Radjabov grabs lead in Elista

| 0 | Chess Event Coverage
Elista Grand PrixRadjabov reacted well to a new idea tried by Kasimdzhanov in a razor sharp Sicilian Dragon, and won in 35 moves. Eljanov and Leko also won, but it's the Azeri grandmaster who leads the Elista Grand Prix with 2.5/3.

The 3rd Grand Prix takes place December 13-29 in Elista, Kalmykia. The 14 participants are Radjabov, Leko, Jakovenko, Wang Yue, Mamedyarov, Eljanov, Grischuk, Alekseev, Bacrot, Gashimov, Cheparinov, Akopian, Kasimdzhanov and Inarkiev. Rounds start daily at 15:00 local time (13:00 CET; 07:00 EST); rest days December 19 & 24; live games here.

Round 3

It was a brave act by Kasimdzhanov to try the Dragon against first seed Radjabov, who played the line with both colors this year. In tournament play Black's 16...Kh7!? hadn't been done before (16...e6) and it gave Radjabov a chance to show his "feel" for these positions with the excellent 19.Nf5+! (where 19...gxf5 fails to 20.Qxg5+ Ng6 21.exf5 +-). For Dragon fans: later Black should probably try 22...d5!? because already after the accurate 26.Qf2+! Black is in trouble. Impressive queen and bishop manoeuvring by Radjabov, who played the whole game Kasparov-style.

Update: I had missed the game Dominguez-RadjabovKasimdzhanov, Dresden Olympiad 2008, mentioned by Allan in the comments, where 16...Kh7 was tried for the first time. The real novelty was 22.Ne4 (the Cuban played 22.Nd5 and the game ended in a draw.)

Eljanov also won and for the Ukrainian it seemed to go uphill right from the opening with his novelty 12.Bxf6 (Rowson played 12.Bh4 against Drasko in Montpellier earlier this year). Alekseev's king was remarkably safe in the center, until White unleashed his Delroy, to use Rowson's terminology!

Leko recovered from yesterday's loss by beating Cheparinov in a difficult ending, where 44...Nc6 was probably Black's last mistake; 44...Kf5! was still OK because 45.b7 can be answered by 45...Nc6 46.Nc5 Re5! 47.Kc4 Na5+! and Black sacrifices his knight for the pawn, after which his active king and passer will force White to do the same.

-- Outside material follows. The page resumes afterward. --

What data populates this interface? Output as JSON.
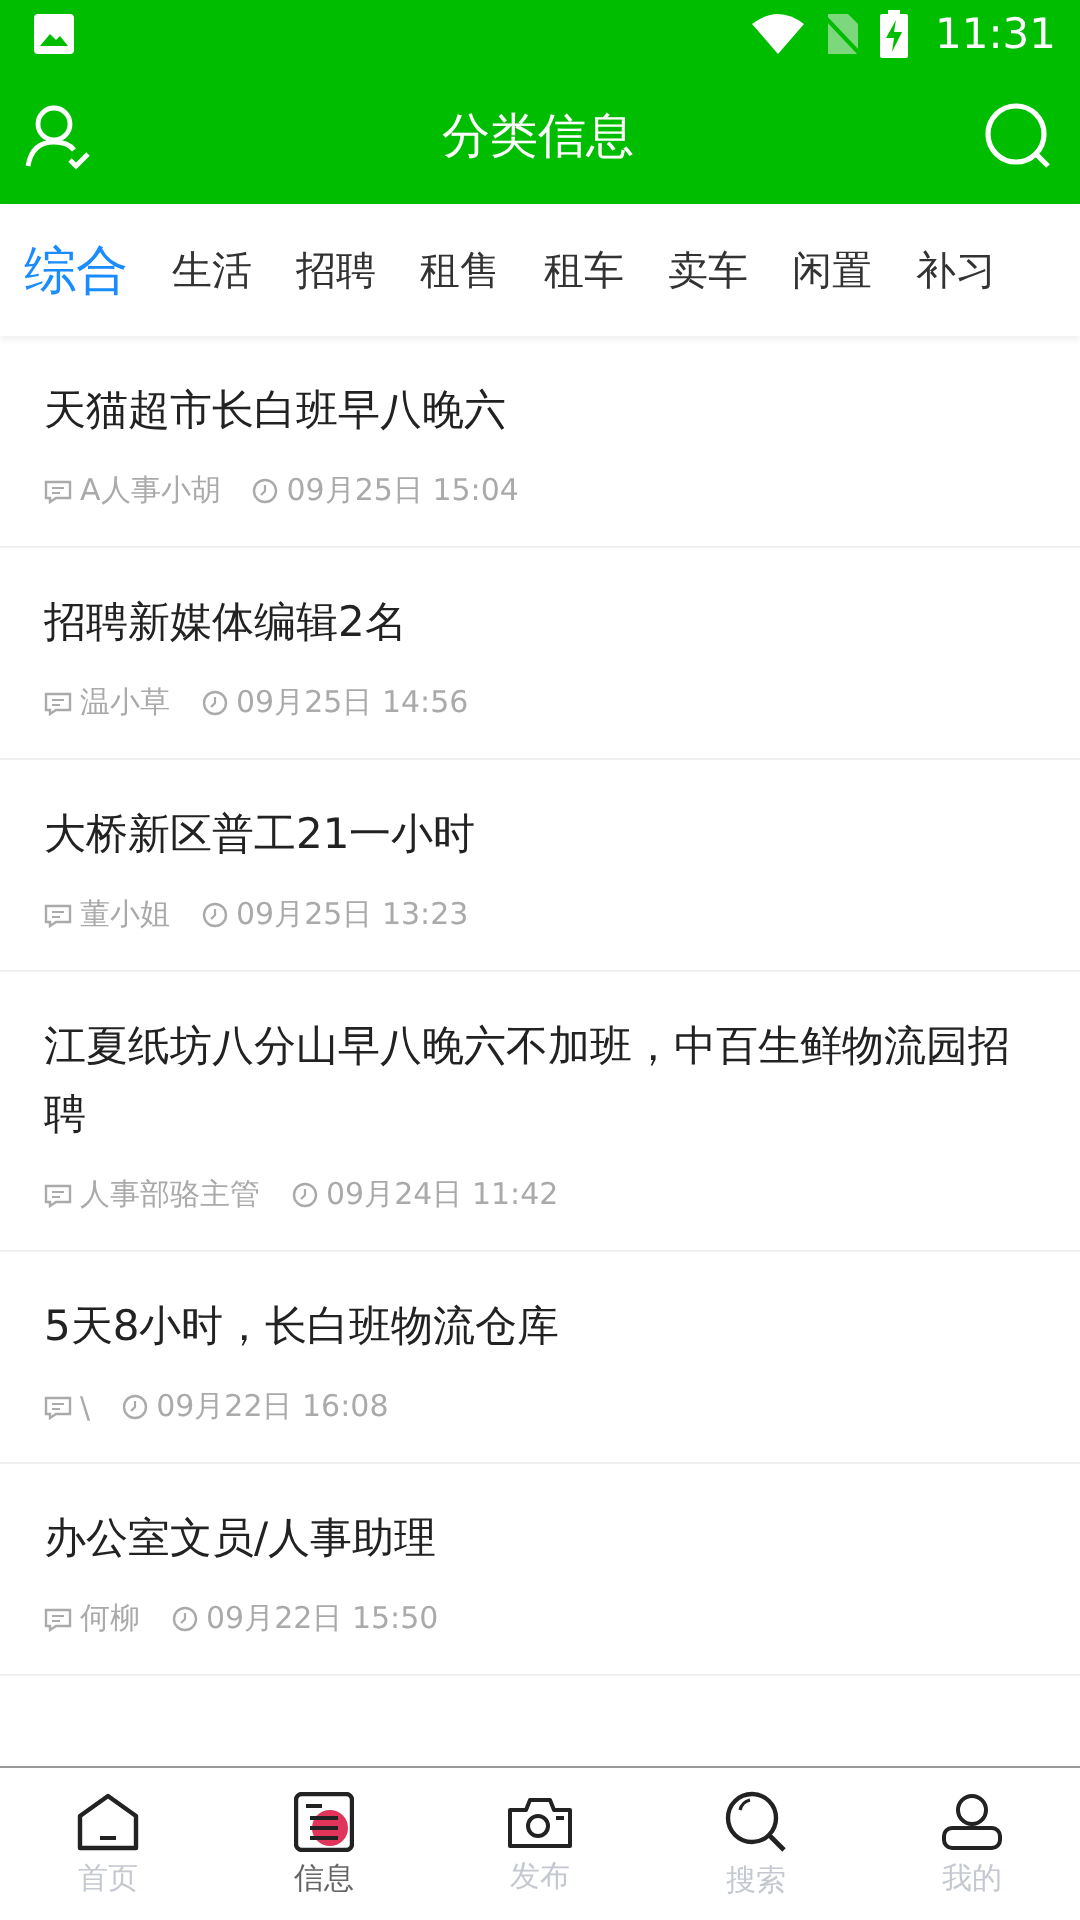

As for the draws, Inarkiev-Akopian can be recommended for defence training purposes (kudos to an amazingly stubborn Akopian) and of course Mamedyarov-Bacrot, who went for the famous piece-for-three-pawns line in the Slav.

Results Round 3, December 16

Eljanov-Alekseev 1-0

Radjabov-Kasimdzhanov 1-0

Gashimov-Wang Yue ?Ǭ?-?Ǭ?

Mamedyarov-Bacrot ?Ǭ?-?Ǭ?

Jakovenko-Grischuk ?Ǭ?-?Ǭ?

Leko-Cheparinov 1-0

Inarkiev-Akopian ?Ǭ?-?Ǭ?


Pairings round 4, December 17

Kasimdzhanov - Alekseev Wang Yue-Eljanov Akopian-Gashimov Grischuk-Inarkiev Cheparinov-Jakovenko Bacrot-Leko Radjabov-Mamedyarov


More from PeterDoggers
Gender Bias Research Shows Parents, Mentors Shortchange Girls’ Chess Potential

Gender Bias Research Shows Parents, Mentors Shortchange Girls’ Chess Potential

Nepomniachtchi Repeats Levitov Chess Week Victory

Nepomniachtchi Repeats Levitov Chess Week Victory